    In the future try doing batched updates/deletes to your database to minimize log growth.  You can find out more how to do this on the following blog post:

    The Database Transaction Log - Part 1: Managing Size

    -- Jonathan Kehayias (MCITP) | Please mark answers that solve your problem | http://www.sqlclr.net
    Friday, December 19, 2008 7:51 PM
  • If you're not backing up transaction logs, change the recovery model on your database from full to simple.  The full recovery model expects transaction log backups which is why the logs won't shrink when you shrink the database.  More information on recovery models can be found here:




    Thursday, May 20, 2010 4:42 PM
  • It's possible to shrink transaction file for a database with mirror, backup must be performed as there are actives Virtual Log File : 
    Monday, March 14, 2011 9:54 AM
  • I know that this was added quite a long time ago, but I don't think you need to do a shrink of the transaction logs before backing up the database. If you do a checkpoint, then a transaction log backup this should truncate the logs to only the active portion. Of course, it won't reduce the size of the logs, you'll then need to do a SHRINKFILE on the logs to remove all unused portions.
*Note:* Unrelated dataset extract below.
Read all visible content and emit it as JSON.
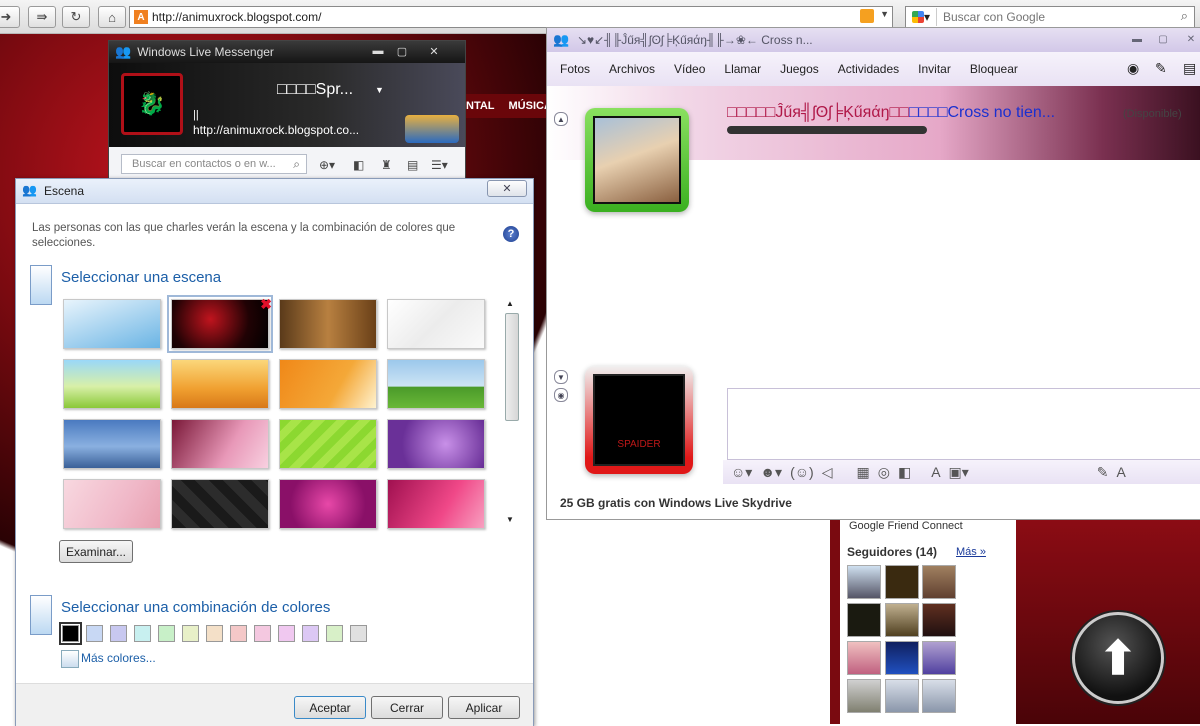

    If you do a shrinkfile before the checkpoint and backup it won't do much.

    Monday, May 14, 2012 1:01 PM